- Calendula | Key Growing Information
- Slow Flowers | Building a Better Market Bouquet | Tips & Techniques for Flower Farmers
- Video: Calendula 'Pacific Apricot Beauty'
- Just Add Flowers | An Introduction to Companion Planting for Vegetable & Herb Gardeners
- Sustainable Farming Methods | A Survey of Flower Farmers' Best Practices
- Johnny's Edible Flower Guide | Printable 4-pp Brochure (PDF)
- Video: Calendula 'Ivory Princess'
- Top-10 Flowers for Direct-Seeding | 5 for Cool-Soil Sowing + 5 for Warm-Soil Sowing
Video: Calendula 'Pacific Apricot Beauty'
Johnny's Flower Product Manager, Hillary Alger, shares what we love about 'Pacific Apricot Beauty' Calendula
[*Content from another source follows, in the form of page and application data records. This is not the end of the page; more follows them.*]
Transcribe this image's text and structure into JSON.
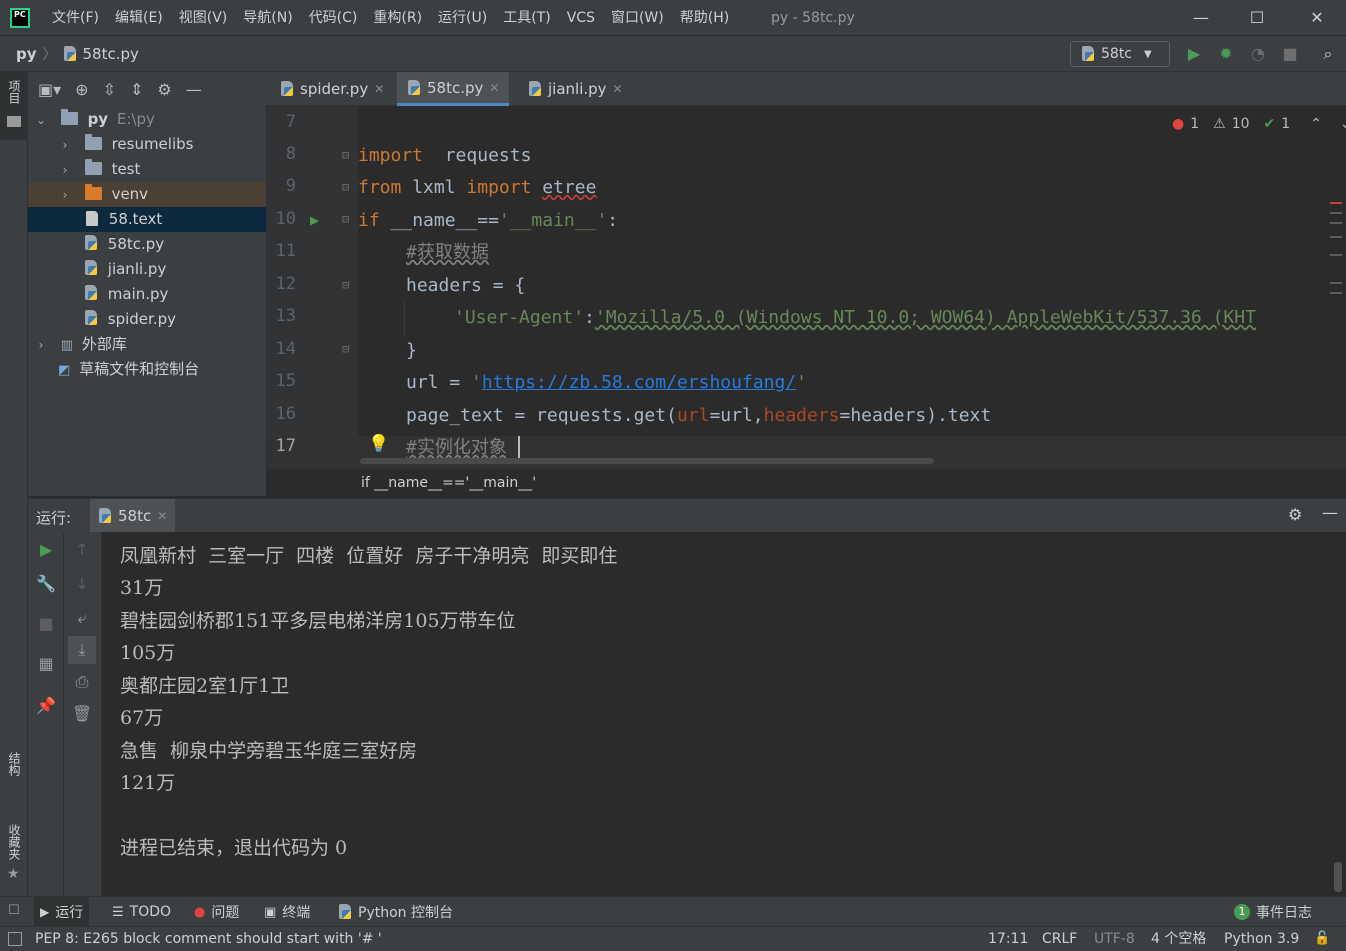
{
  "menu": [
    "文件(F)",
    "编辑(E)",
    "视图(V)",
    "导航(N)",
    "代码(C)",
    "重构(R)",
    "运行(U)",
    "工具(T)",
    "VCS",
    "窗口(W)",
    "帮助(H)"
  ],
  "window_title": "py - 58tc.py",
  "app_logo": "PC",
  "breadcrumb": {
    "root": "py",
    "file": "58tc.py"
  },
  "run_config": "58tc",
  "left_strip": {
    "project": "项目",
    "structure": "结构",
    "favorites": "收藏夹"
  },
  "project_tree": {
    "root_name": "py",
    "root_path": "E:\\py",
    "items": [
      "resumelibs",
      "test",
      "venv",
      "58.text",
      "58tc.py",
      "jianli.py",
      "main.py",
      "spider.py"
    ],
    "external": "外部库",
    "scratches": "草稿文件和控制台"
  },
  "tabs": [
    "spider.py",
    "58tc.py",
    "jianli.py"
  ],
  "line_numbers": [
    "7",
    "8",
    "9",
    "10",
    "11",
    "12",
    "13",
    "14",
    "15",
    "16",
    "17"
  ],
  "code": {
    "l8_kw": "import",
    "l8_rest": "requests",
    "l9_from": "from",
    "l9_mod": "lxml",
    "l9_import": "import",
    "l9_name": "etree",
    "l10_if": "if",
    "l10_cond": "__name__==",
    "l10_str": "'__main__'",
    "l10_colon": ":",
    "l11_comment": "#获取数据",
    "l12_code": "headers = {",
    "l13_key": "'User-Agent'",
    "l13_colon": ":",
    "l13_val": "'Mozilla/5.0 (Windows NT 10.0; WOW64) AppleWebKit/537.36 (KHT",
    "l14_code": "}",
    "l15_code": "url = ",
    "l15_quote_open": "'",
    "l15_url": "https://zb.58.com/ershoufang/",
    "l15_quote_close": "'",
    "l16_a": "page_text = requests.get(",
    "l16_p1": "url",
    "l16_b": "=url,",
    "l16_p2": "headers",
    "l16_c": "=headers).text",
    "l17_comment": "#实例化对象"
  },
  "inspections": {
    "errors": "1",
    "warnings": "10",
    "weak": "1"
  },
  "editor_breadcrumb": "if __name__=='__main__'",
  "run_panel": {
    "label": "运行:",
    "tab": "58tc"
  },
  "console_lines": [
    "凤凰新村  三室一厅  四楼  位置好  房子干净明亮  即买即住",
    "31万",
    "碧桂园剑桥郡151平多层电梯洋房105万带车位",
    "105万",
    "奥都庄园2室1厅1卫",
    "67万",
    "急售  柳泉中学旁碧玉华庭三室好房",
    "121万",
    "",
    "进程已结束，退出代码为 0"
  ],
  "tool_windows": {
    "run": "运行",
    "todo": "TODO",
    "problems": "问题",
    "terminal": "终端",
    "python_console": "Python 控制台",
    "event_log": "事件日志",
    "event_count": "1"
  },
  "status": {
    "message": "PEP 8: E265 block comment should start with '# '",
    "position": "17:11",
    "line_sep": "CRLF",
    "encoding": "UTF-8",
    "indent": "4 个空格",
    "interpreter": "Python 3.9"
  },
  "colors": {
    "keyword": "#cc7832",
    "string": "#6a8759",
    "comment": "#808080",
    "param": "#aa4926",
    "accent": "#4a88c7",
    "run_green": "#499c54"
  }
}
We like this variety for:
- its tall uniform plants;
- the double flowers; and
- this really special pastel, melon-creamsicle color.
So these plants have been flowering for a couple weeks now.
Calendula can be a nice cut-flower crop or garden plant because:
- it's relatively easy to grow;
- it can be direct-seeded or transplanted;
- it has a relatively short cycle from seeding to flowering, about 2 months from planting a seed to harvesting a first flower;
- and the plants can tolerate a light frost.
- Plus, seeds can be sown and plants can be transplanted several times throughout the growing season.
I also wanted to show this color comparison:
- So here we have 'Pacific Apricot Beauty', and it's this really pale creamsicle color.
- Next to it is 'Ivory Princess', and that's more of a pale lemony-ivory.
- And then, 'Orange Flash' here, which also has some peach tones, but it's a little bit darker and has more red.
So this 'Pacific Apricot Beauty' makes a really nice complement to these two others.